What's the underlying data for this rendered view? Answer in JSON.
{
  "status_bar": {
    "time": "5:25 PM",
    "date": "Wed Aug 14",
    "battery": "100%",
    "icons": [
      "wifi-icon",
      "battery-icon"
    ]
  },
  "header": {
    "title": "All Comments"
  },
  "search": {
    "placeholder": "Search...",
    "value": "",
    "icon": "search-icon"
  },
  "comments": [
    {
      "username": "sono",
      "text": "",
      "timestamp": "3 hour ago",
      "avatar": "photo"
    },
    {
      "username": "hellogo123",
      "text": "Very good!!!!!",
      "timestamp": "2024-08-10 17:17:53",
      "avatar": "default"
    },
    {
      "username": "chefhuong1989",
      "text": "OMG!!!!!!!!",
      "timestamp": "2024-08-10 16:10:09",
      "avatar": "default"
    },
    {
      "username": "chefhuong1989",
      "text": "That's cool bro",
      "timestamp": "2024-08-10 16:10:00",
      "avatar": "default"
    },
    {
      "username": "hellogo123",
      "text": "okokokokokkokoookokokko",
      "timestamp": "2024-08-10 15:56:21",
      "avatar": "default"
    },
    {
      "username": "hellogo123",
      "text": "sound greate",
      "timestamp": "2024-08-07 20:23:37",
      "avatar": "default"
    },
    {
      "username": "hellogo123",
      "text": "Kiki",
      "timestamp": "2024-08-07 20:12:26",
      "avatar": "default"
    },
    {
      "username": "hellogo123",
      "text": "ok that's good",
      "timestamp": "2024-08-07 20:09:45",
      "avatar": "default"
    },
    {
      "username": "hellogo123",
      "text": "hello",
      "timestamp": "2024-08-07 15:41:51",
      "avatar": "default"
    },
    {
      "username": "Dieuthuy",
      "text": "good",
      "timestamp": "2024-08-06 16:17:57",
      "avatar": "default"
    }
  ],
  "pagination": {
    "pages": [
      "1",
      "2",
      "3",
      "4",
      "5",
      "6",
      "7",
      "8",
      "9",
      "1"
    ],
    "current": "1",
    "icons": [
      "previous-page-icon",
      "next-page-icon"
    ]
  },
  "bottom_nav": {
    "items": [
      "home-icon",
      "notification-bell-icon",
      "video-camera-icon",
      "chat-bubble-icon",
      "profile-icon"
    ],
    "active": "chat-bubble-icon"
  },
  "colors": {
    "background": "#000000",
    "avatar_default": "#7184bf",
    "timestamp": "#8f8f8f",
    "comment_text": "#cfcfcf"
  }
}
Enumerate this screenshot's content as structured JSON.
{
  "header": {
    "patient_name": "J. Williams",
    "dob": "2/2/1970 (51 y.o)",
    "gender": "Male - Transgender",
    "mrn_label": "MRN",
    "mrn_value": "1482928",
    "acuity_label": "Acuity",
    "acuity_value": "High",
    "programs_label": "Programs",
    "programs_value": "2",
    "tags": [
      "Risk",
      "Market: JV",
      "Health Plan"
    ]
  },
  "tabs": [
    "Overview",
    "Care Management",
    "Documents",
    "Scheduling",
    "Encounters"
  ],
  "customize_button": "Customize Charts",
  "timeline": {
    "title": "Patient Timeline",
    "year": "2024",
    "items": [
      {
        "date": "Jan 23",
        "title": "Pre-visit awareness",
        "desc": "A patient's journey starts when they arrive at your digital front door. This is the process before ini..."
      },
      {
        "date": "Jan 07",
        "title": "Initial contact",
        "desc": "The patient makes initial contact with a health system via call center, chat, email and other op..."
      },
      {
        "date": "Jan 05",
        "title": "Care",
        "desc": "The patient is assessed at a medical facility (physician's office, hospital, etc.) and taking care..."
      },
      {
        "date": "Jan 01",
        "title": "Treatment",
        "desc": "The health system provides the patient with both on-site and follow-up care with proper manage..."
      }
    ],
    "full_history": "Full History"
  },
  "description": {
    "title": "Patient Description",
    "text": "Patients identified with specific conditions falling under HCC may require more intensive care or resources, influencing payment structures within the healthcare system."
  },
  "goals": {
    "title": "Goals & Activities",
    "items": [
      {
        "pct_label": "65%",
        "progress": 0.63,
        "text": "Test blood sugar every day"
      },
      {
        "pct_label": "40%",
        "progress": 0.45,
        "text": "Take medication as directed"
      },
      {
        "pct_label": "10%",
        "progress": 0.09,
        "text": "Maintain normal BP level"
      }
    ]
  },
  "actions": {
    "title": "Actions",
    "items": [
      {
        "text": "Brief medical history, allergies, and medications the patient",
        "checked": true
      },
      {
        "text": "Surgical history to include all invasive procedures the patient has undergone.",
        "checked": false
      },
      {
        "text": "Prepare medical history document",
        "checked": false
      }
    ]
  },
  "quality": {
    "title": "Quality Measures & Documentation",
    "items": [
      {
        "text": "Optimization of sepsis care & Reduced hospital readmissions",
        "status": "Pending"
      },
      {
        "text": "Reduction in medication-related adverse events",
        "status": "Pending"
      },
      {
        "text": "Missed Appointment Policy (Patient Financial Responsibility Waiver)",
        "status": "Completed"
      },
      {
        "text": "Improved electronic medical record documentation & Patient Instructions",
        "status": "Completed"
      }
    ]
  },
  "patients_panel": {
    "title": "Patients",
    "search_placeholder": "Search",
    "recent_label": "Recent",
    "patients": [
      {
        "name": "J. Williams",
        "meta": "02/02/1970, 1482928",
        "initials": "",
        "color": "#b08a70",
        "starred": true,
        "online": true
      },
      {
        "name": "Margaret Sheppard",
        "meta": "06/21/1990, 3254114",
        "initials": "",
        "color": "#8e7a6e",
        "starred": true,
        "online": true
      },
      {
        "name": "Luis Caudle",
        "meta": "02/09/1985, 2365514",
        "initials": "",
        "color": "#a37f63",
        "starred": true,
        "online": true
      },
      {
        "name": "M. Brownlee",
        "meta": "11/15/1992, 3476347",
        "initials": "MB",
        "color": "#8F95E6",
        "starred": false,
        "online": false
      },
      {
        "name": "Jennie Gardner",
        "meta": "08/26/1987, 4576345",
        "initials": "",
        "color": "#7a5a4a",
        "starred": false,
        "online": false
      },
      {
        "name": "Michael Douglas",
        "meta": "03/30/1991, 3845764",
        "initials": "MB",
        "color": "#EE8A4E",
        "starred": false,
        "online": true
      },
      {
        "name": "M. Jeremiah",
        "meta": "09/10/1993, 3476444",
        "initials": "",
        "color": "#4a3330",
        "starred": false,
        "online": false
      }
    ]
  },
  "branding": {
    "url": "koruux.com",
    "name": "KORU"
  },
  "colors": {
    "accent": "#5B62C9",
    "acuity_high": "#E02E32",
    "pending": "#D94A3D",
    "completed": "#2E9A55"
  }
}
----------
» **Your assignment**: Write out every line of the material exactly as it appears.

» **Task solution**:
What's the underlying data for this rendered view? Answer in JSON.
{
  "status_bar": {
    "time": "5:25 PM",
    "date": "Wed Aug 14",
    "battery": "100%",
    "icons": [
      "wifi-icon",
      "battery-icon"
    ]
  },
  "header": {
    "title": "All Comments"
  },
  "search": {
    "placeholder": "Search...",
    "value": "",
    "icon": "search-icon"
  },
  "comments": [
    {
      "username": "sono",
      "text": "",
      "timestamp": "3 hour ago",
      "avatar": "photo"
    },
    {
      "username": "hellogo123",
      "text": "Very good!!!!!",
      "timestamp": "2024-08-10 17:17:53",
      "avatar": "default"
    },
    {
      "username": "chefhuong1989",
      "text": "OMG!!!!!!!!",
      "timestamp": "2024-08-10 16:10:09",
      "avatar": "default"
    },
    {
      "username": "chefhuong1989",
      "text": "That's cool bro",
      "timestamp": "2024-08-10 16:10:00",
      "avatar": "default"
    },
    {
      "username": "hellogo123",
      "text": "okokokokokkokoookokokko",
      "timestamp": "2024-08-10 15:56:21",
      "avatar": "default"
    },
    {
      "username": "hellogo123",
      "text": "sound greate",
      "timestamp": "2024-08-07 20:23:37",
      "avatar": "default"
    },
    {
      "username": "hellogo123",
      "text": "Kiki",
      "timestamp": "2024-08-07 20:12:26",
      "avatar": "default"
    },
    {
      "username": "hellogo123",
      "text": "ok that's good",
      "timestamp": "2024-08-07 20:09:45",
      "avatar": "default"
    },
    {
      "username": "hellogo123",
      "text": "hello",
      "timestamp": "2024-08-07 15:41:51",
      "avatar": "default"
    },
    {
      "username": "Dieuthuy",
      "text": "good",
      "timestamp": "2024-08-06 16:17:57",
      "avatar": "default"
    }
  ],
  "pagination": {
    "pages": [
      "1",
      "2",
      "3",
      "4",
      "5",
      "6",
      "7",
      "8",
      "9",
      "1"
    ],
    "current": "1",
    "icons": [
      "previous-page-icon",
      "next-page-icon"
    ]
  },
  "bottom_nav": {
    "items": [
      "home-icon",
      "notification-bell-icon",
      "video-camera-icon",
      "chat-bubble-icon",
      "profile-icon"
    ],
    "active": "chat-bubble-icon"
  },
  "colors": {
    "background": "#000000",
    "avatar_default": "#7184bf",
    "timestamp": "#8f8f8f",
    "comment_text": "#cfcfcf"
  }
}
Enumerate this screenshot's content as structured JSON.
{
  "header": {
    "patient_name": "J. Williams",
    "dob": "2/2/1970 (51 y.o)",
    "gender": "Male - Transgender",
    "mrn_label": "MRN",
    "mrn_value": "1482928",
    "acuity_label": "Acuity",
    "acuity_value": "High",
    "programs_label": "Programs",
    "programs_value": "2",
    "tags": [
      "Risk",
      "Market: JV",
      "Health Plan"
    ]
  },
  "tabs": [
    "Overview",
    "Care Management",
    "Documents",
    "Scheduling",
    "Encounters"
  ],
  "customize_button": "Customize Charts",
  "timeline": {
    "title": "Patient Timeline",
    "year": "2024",
    "items": [
      {
        "date": "Jan 23",
        "title": "Pre-visit awareness",
        "desc": "A patient's journey starts when they arrive at your digital front door. This is the process before ini..."
      },
      {
        "date": "Jan 07",
        "title": "Initial contact",
        "desc": "The patient makes initial contact with a health system via call center, chat, email and other op..."
      },
      {
        "date": "Jan 05",
        "title": "Care",
        "desc": "The patient is assessed at a medical facility (physician's office, hospital, etc.) and taking care..."
      },
      {
        "date": "Jan 01",
        "title": "Treatment",
        "desc": "The health system provides the patient with both on-site and follow-up care with proper manage..."
      }
    ],
    "full_history": "Full History"
  },
  "description": {
    "title": "Patient Description",
    "text": "Patients identified with specific conditions falling under HCC may require more intensive care or resources, influencing payment structures within the healthcare system."
  },
  "goals": {
    "title": "Goals & Activities",
    "items": [
      {
        "pct_label": "65%",
        "progress": 0.63,
        "text": "Test blood sugar every day"
      },
      {
        "pct_label": "40%",
        "progress": 0.45,
        "text": "Take medication as directed"
      },
      {
        "pct_label": "10%",
        "progress": 0.09,
        "text": "Maintain normal BP level"
      }
    ]
  },
  "actions": {
    "title": "Actions",
    "items": [
      {
        "text": "Brief medical history, allergies, and medications the patient",
        "checked": true
      },
      {
        "text": "Surgical history to include all invasive procedures the patient has undergone.",
        "checked": false
      },
      {
        "text": "Prepare medical history document",
        "checked": false
      }
    ]
  },
  "quality": {
    "title": "Quality Measures & Documentation",
    "items": [
      {
        "text": "Optimization of sepsis care & Reduced hospital readmissions",
        "status": "Pending"
      },
      {
        "text": "Reduction in medication-related adverse events",
        "status": "Pending"
      },
      {
        "text": "Missed Appointment Policy (Patient Financial Responsibility Waiver)",
        "status": "Completed"
      },
      {
        "text": "Improved electronic medical record documentation & Patient Instructions",
        "status": "Completed"
      }
    ]
  },
  "patients_panel": {
    "title": "Patients",
    "search_placeholder": "Search",
    "recent_label": "Recent",
    "patients": [
      {
        "name": "J. Williams",
        "meta": "02/02/1970, 1482928",
        "initials": "",
        "color": "#b08a70",
        "starred": true,
        "online": true
      },
      {
        "name": "Margaret Sheppard",
        "meta": "06/21/1990, 3254114",
        "initials": "",
        "color": "#8e7a6e",
        "starred": true,
        "online": true
      },
      {
        "name": "Luis Caudle",
        "meta": "02/09/1985, 2365514",
        "initials": "",
        "color": "#a37f63",
        "starred": true,
        "online": true
      },
      {
        "name": "M. Brownlee",
        "meta": "11/15/1992, 3476347",
        "initials": "MB",
        "color": "#8F95E6",
        "starred": false,
        "online": false
      },
      {
        "name": "Jennie Gardner",
        "meta": "08/26/1987, 4576345",
        "initials": "",
        "color": "#7a5a4a",
        "starred": false,
        "online": false
      },
      {
        "name": "Michael Douglas",
        "meta": "03/30/1991, 3845764",
        "initials": "MB",
        "color": "#EE8A4E",
        "starred": false,
        "online": true
      },
      {
        "name": "M. Jeremiah",
        "meta": "09/10/1993, 3476444",
        "initials": "",
        "color": "#4a3330",
        "starred": false,
        "online": false
      }
    ]
  },
  "branding": {
    "url": "koruux.com",
    "name": "KORU"
  },
  "colors": {
    "accent": "#5B62C9",
    "acuity_high": "#E02E32",
    "pending": "#D94A3D",
    "completed": "#2E9A55"
  }
}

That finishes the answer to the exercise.